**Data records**
◇ ◇ ◇ ◇ ◇
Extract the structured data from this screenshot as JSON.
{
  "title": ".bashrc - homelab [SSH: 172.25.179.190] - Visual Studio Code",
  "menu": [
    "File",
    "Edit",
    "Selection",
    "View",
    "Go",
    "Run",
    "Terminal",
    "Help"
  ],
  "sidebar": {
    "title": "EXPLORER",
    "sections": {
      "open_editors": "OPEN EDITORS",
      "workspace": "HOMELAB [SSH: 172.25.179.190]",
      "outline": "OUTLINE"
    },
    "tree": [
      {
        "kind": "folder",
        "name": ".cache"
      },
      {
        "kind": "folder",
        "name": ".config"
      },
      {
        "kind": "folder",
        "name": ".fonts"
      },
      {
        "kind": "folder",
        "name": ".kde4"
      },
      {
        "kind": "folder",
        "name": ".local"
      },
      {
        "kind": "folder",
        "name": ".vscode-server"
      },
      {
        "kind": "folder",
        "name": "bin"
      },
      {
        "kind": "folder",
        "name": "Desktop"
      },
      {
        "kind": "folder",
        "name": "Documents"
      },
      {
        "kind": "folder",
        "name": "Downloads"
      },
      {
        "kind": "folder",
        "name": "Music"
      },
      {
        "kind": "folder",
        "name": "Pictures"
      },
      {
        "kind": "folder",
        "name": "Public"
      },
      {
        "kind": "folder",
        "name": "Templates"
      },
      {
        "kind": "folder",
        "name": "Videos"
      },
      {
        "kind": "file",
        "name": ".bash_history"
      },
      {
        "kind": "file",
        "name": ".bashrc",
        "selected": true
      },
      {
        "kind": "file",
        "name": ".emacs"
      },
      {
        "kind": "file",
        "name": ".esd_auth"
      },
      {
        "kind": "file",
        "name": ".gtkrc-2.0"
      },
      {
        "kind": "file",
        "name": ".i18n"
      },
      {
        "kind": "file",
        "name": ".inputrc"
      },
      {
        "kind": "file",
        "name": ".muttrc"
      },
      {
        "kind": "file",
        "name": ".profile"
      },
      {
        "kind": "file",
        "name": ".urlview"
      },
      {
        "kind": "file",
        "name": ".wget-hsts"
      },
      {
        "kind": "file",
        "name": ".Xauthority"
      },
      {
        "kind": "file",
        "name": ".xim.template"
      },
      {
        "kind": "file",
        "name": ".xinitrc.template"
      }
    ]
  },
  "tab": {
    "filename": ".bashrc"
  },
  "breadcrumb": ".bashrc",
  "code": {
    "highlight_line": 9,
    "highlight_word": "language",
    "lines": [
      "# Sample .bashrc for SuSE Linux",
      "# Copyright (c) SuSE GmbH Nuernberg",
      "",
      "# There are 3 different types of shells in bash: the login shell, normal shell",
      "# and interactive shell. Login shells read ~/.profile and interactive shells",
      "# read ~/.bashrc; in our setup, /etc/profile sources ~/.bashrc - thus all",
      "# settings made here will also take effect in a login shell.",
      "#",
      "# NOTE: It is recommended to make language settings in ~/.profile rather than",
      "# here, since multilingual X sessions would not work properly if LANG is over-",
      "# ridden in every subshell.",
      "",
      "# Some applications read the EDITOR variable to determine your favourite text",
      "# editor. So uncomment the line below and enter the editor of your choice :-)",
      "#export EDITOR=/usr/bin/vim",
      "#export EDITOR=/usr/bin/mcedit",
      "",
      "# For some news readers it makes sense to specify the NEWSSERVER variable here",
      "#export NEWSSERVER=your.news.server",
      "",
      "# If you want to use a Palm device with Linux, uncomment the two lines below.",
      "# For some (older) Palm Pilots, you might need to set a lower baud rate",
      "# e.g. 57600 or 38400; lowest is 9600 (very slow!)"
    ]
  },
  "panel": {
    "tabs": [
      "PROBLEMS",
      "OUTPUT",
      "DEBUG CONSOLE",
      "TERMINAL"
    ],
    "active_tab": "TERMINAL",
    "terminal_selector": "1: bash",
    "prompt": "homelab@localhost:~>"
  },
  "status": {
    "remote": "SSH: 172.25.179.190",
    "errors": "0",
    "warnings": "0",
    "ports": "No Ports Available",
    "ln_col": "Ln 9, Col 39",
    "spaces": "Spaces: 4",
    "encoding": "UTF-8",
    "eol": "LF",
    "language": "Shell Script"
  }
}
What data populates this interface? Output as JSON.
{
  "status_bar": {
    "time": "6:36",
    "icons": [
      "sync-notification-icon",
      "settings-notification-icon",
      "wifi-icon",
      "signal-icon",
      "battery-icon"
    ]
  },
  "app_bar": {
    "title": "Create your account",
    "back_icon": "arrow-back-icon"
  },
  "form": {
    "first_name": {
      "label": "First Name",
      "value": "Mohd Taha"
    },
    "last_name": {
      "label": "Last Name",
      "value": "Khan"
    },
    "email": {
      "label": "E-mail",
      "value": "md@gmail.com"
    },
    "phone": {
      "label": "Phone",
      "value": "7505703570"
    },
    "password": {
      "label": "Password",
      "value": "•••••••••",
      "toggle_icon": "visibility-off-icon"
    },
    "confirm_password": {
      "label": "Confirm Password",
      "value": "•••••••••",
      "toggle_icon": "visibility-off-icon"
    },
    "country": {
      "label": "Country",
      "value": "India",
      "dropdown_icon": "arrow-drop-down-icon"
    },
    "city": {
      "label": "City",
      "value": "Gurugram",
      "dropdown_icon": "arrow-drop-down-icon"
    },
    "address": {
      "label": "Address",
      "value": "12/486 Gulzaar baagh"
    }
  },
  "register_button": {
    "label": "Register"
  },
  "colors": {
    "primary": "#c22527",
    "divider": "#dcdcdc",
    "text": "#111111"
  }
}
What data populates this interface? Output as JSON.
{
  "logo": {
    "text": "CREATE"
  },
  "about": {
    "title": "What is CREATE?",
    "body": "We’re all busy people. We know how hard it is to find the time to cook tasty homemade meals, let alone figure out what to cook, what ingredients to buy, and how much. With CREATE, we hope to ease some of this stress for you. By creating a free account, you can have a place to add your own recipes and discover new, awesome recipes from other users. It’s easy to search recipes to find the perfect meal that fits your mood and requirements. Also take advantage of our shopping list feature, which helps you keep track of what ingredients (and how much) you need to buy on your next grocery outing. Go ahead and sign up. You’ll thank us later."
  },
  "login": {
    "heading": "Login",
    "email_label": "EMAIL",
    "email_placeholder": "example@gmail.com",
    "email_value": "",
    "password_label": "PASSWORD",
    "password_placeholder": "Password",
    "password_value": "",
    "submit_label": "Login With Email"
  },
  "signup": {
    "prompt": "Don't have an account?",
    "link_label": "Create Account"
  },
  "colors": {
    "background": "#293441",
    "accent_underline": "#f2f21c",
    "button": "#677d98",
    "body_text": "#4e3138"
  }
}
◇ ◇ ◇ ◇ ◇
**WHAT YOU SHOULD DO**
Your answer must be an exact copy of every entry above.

**SOLVED PROBLEM**
Extract the structured data from this screenshot as JSON.
{
  "title": ".bashrc - homelab [SSH: 172.25.179.190] - Visual Studio Code",
  "menu": [
    "File",
    "Edit",
    "Selection",
    "View",
    "Go",
    "Run",
    "Terminal",
    "Help"
  ],
  "sidebar": {
    "title": "EXPLORER",
    "sections": {
      "open_editors": "OPEN EDITORS",
      "workspace": "HOMELAB [SSH: 172.25.179.190]",
      "outline": "OUTLINE"
    },
    "tree": [
      {
        "kind": "folder",
        "name": ".cache"
      },
      {
        "kind": "folder",
        "name": ".config"
      },
      {
        "kind": "folder",
        "name": ".fonts"
      },
      {
        "kind": "folder",
        "name": ".kde4"
      },
      {
        "kind": "folder",
        "name": ".local"
      },
      {
        "kind": "folder",
        "name": ".vscode-server"
      },
      {
        "kind": "folder",
        "name": "bin"
      },
      {
        "kind": "folder",
        "name": "Desktop"
      },
      {
        "kind": "folder",
        "name": "Documents"
      },
      {
        "kind": "folder",
        "name": "Downloads"
      },
      {
        "kind": "folder",
        "name": "Music"
      },
      {
        "kind": "folder",
        "name": "Pictures"
      },
      {
        "kind": "folder",
        "name": "Public"
      },
      {
        "kind": "folder",
        "name": "Templates"
      },
      {
        "kind": "folder",
        "name": "Videos"
      },
      {
        "kind": "file",
        "name": ".bash_history"
      },
      {
        "kind": "file",
        "name": ".bashrc",
        "selected": true
      },
      {
        "kind": "file",
        "name": ".emacs"
      },
      {
        "kind": "file",
        "name": ".esd_auth"
      },
      {
        "kind": "file",
        "name": ".gtkrc-2.0"
      },
      {
        "kind": "file",
        "name": ".i18n"
      },
      {
        "kind": "file",
        "name": ".inputrc"
      },
      {
        "kind": "file",
        "name": ".muttrc"
      },
      {
        "kind": "file",
        "name": ".profile"
      },
      {
        "kind": "file",
        "name": ".urlview"
      },
      {
        "kind": "file",
        "name": ".wget-hsts"
      },
      {
        "kind": "file",
        "name": ".Xauthority"
      },
      {
        "kind": "file",
        "name": ".xim.template"
      },
      {
        "kind": "file",
        "name": ".xinitrc.template"
      }
    ]
  },
  "tab": {
    "filename": ".bashrc"
  },
  "breadcrumb": ".bashrc",
  "code": {
    "highlight_line": 9,
    "highlight_word": "language",
    "lines": [
      "# Sample .bashrc for SuSE Linux",
      "# Copyright (c) SuSE GmbH Nuernberg",
      "",
      "# There are 3 different types of shells in bash: the login shell, normal shell",
      "# and interactive shell. Login shells read ~/.profile and interactive shells",
      "# read ~/.bashrc; in our setup, /etc/profile sources ~/.bashrc - thus all",
      "# settings made here will also take effect in a login shell.",
      "#",
      "# NOTE: It is recommended to make language settings in ~/.profile rather than",
      "# here, since multilingual X sessions would not work properly if LANG is over-",
      "# ridden in every subshell.",
      "",
      "# Some applications read the EDITOR variable to determine your favourite text",
      "# editor. So uncomment the line below and enter the editor of your choice :-)",
      "#export EDITOR=/usr/bin/vim",
      "#export EDITOR=/usr/bin/mcedit",
      "",
      "# For some news readers it makes sense to specify the NEWSSERVER variable here",
      "#export NEWSSERVER=your.news.server",
      "",
      "# If you want to use a Palm device with Linux, uncomment the two lines below.",
      "# For some (older) Palm Pilots, you might need to set a lower baud rate",
      "# e.g. 57600 or 38400; lowest is 9600 (very slow!)"
    ]
  },
  "panel": {
    "tabs": [
      "PROBLEMS",
      "OUTPUT",
      "DEBUG CONSOLE",
      "TERMINAL"
    ],
    "active_tab": "TERMINAL",
    "terminal_selector": "1: bash",
    "prompt": "homelab@localhost:~>"
  },
  "status": {
    "remote": "SSH: 172.25.179.190",
    "errors": "0",
    "warnings": "0",
    "ports": "No Ports Available",
    "ln_col": "Ln 9, Col 39",
    "spaces": "Spaces: 4",
    "encoding": "UTF-8",
    "eol": "LF",
    "language": "Shell Script"
  }
}
What data populates this interface? Output as JSON.
{
  "status_bar": {
    "time": "6:36",
    "icons": [
      "sync-notification-icon",
      "settings-notification-icon",
      "wifi-icon",
      "signal-icon",
      "battery-icon"
    ]
  },
  "app_bar": {
    "title": "Create your account",
    "back_icon": "arrow-back-icon"
  },
  "form": {
    "first_name": {
      "label": "First Name",
      "value": "Mohd Taha"
    },
    "last_name": {
      "label": "Last Name",
      "value": "Khan"
    },
    "email": {
      "label": "E-mail",
      "value": "md@gmail.com"
    },
    "phone": {
      "label": "Phone",
      "value": "7505703570"
    },
    "password": {
      "label": "Password",
      "value": "•••••••••",
      "toggle_icon": "visibility-off-icon"
    },
    "confirm_password": {
      "label": "Confirm Password",
      "value": "•••••••••",
      "toggle_icon": "visibility-off-icon"
    },
    "country": {
      "label": "Country",
      "value": "India",
      "dropdown_icon": "arrow-drop-down-icon"
    },
    "city": {
      "label": "City",
      "value": "Gurugram",
      "dropdown_icon": "arrow-drop-down-icon"
    },
    "address": {
      "label": "Address",
      "value": "12/486 Gulzaar baagh"
    }
  },
  "register_button": {
    "label": "Register"
  },
  "colors": {
    "primary": "#c22527",
    "divider": "#dcdcdc",
    "text": "#111111"
  }
}
What data populates this interface? Output as JSON.
{
  "logo": {
    "text": "CREATE"
  },
  "about": {
    "title": "What is CREATE?",
    "body": "We’re all busy people. We know how hard it is to find the time to cook tasty homemade meals, let alone figure out what to cook, what ingredients to buy, and how much. With CREATE, we hope to ease some of this stress for you. By creating a free account, you can have a place to add your own recipes and discover new, awesome recipes from other users. It’s easy to search recipes to find the perfect meal that fits your mood and requirements. Also take advantage of our shopping list feature, which helps you keep track of what ingredients (and how much) you need to buy on your next grocery outing. Go ahead and sign up. You’ll thank us later."
  },
  "login": {
    "heading": "Login",
    "email_label": "EMAIL",
    "email_placeholder": "example@gmail.com",
    "email_value": "",
    "password_label": "PASSWORD",
    "password_placeholder": "Password",
    "password_value": "",
    "submit_label": "Login With Email"
  },
  "signup": {
    "prompt": "Don't have an account?",
    "link_label": "Create Account"
  },
  "colors": {
    "background": "#293441",
    "accent_underline": "#f2f21c",
    "button": "#677d98",
    "body_text": "#4e3138"
  }
}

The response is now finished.